#### Problem requirements:
In the data that follows, every line containing the word "CCSS" should be returned.
[Working data — start]
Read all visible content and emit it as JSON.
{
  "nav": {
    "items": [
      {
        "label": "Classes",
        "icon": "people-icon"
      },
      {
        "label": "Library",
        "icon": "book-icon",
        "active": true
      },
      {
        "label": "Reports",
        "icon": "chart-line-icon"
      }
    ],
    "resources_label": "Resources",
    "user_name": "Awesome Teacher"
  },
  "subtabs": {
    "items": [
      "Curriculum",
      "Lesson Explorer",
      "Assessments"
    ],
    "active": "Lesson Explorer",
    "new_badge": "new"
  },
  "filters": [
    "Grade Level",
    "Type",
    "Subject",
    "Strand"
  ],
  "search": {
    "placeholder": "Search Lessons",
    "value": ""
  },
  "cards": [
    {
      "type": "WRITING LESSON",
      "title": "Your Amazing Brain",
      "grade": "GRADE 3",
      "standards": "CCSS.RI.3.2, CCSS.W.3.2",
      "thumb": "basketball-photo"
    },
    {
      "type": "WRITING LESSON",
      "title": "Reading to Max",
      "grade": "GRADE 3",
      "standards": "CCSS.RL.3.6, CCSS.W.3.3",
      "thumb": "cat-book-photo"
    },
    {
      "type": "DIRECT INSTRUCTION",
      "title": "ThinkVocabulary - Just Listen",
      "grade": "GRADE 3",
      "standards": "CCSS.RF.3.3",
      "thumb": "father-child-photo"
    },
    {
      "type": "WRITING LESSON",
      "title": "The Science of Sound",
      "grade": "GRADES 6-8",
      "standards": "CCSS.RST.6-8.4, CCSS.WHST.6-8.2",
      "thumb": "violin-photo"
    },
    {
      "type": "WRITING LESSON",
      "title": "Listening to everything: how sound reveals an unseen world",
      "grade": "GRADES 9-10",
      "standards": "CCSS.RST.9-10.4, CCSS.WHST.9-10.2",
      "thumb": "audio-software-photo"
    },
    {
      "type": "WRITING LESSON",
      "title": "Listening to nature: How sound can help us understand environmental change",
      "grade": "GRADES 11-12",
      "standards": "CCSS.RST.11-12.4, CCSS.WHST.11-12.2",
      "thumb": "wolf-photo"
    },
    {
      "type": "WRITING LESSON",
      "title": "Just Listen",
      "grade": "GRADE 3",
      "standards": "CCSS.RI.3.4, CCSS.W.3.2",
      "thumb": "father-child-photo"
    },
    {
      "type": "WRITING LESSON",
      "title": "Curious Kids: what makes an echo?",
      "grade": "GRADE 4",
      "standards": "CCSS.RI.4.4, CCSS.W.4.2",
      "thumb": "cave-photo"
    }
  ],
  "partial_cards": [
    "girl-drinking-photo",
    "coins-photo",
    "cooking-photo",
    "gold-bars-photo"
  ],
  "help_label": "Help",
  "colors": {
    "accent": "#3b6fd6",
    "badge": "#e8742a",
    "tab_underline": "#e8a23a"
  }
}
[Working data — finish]
#### Written response:
      "standards": "CCSS.RI.3.2, CCSS.W.3.2",
      "standards": "CCSS.RL.3.6, CCSS.W.3.3",
      "standards": "CCSS.RF.3.3",
      "standards": "CCSS.RST.6-8.4, CCSS.WHST.6-8.2",
      "standards": "CCSS.RST.9-10.4, CCSS.WHST.9-10.2",
      "standards": "CCSS.RST.11-12.4, CCSS.WHST.11-12.2",
      "standards": "CCSS.RI.3.4, CCSS.W.3.2",
      "standards": "CCSS.RI.4.4, CCSS.W.4.2",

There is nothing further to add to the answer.